» Input data:

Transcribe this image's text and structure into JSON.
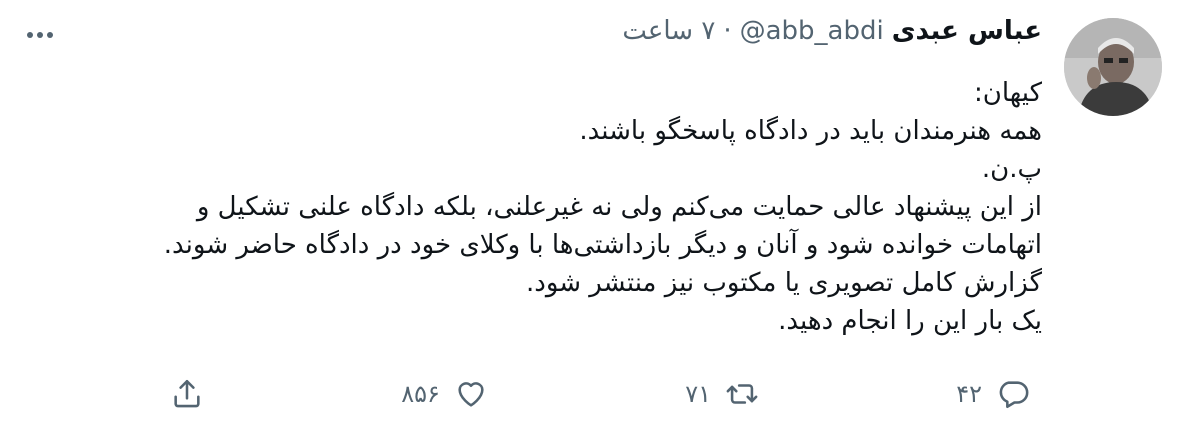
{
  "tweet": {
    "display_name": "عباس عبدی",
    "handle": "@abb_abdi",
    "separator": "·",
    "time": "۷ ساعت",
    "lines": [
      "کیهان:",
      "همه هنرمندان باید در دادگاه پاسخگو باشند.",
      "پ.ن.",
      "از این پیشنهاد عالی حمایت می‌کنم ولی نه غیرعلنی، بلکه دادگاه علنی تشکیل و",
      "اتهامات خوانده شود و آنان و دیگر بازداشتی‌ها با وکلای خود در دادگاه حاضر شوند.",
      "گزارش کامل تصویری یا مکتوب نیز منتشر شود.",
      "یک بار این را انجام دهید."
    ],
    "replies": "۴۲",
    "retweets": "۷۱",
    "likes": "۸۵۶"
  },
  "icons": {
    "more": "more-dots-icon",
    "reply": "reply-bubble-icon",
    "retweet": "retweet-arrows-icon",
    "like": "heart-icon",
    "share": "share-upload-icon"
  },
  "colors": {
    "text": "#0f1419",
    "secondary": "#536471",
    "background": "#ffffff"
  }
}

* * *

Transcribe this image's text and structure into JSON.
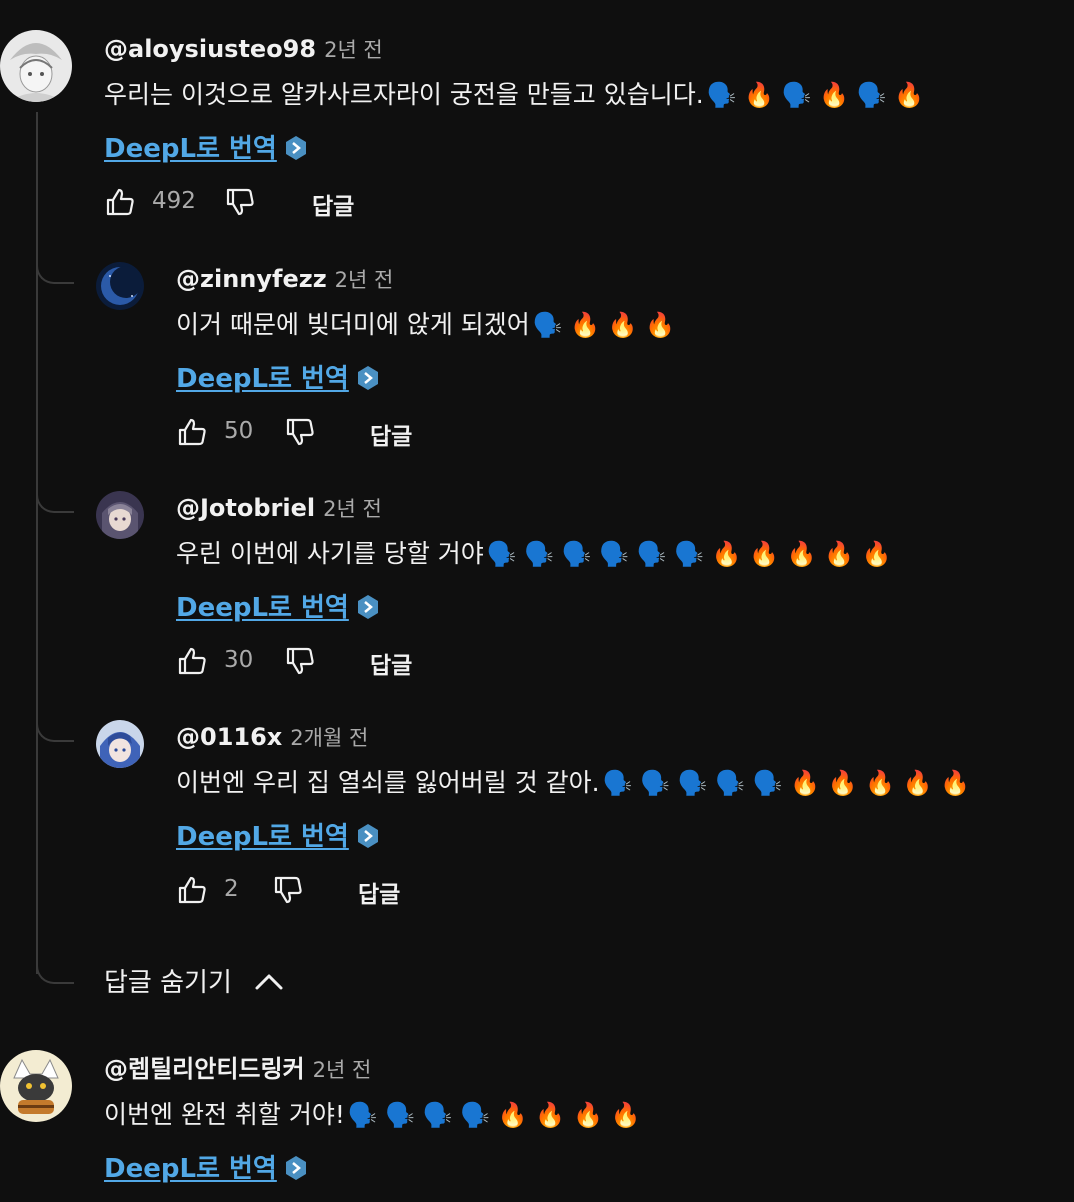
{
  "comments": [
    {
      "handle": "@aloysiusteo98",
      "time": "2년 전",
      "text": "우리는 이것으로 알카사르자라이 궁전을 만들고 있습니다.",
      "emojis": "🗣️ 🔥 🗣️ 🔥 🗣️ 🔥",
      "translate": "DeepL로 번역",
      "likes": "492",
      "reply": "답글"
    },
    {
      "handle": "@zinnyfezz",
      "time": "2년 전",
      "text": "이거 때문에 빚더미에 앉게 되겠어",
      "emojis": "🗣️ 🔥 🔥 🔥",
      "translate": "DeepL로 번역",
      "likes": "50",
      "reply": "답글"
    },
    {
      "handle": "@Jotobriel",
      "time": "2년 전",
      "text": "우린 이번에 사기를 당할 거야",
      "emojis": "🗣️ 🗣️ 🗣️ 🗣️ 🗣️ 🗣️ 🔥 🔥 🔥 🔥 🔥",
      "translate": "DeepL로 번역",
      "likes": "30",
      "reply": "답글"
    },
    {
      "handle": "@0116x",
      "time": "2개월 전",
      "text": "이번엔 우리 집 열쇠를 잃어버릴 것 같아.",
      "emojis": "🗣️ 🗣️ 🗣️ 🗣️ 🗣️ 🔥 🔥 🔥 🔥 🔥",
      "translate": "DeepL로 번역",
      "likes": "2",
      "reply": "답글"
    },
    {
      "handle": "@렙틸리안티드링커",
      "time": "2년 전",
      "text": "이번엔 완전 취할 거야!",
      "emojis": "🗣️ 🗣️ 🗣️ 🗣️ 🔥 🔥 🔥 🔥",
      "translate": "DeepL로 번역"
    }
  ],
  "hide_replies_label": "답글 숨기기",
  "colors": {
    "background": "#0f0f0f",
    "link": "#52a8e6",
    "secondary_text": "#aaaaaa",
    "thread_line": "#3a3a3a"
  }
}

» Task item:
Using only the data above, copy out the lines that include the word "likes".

» Completed task:
    "likes": "۸۵۶"
      "likes": "492",
      "likes": "50",
      "likes": "30",
      "likes": "2",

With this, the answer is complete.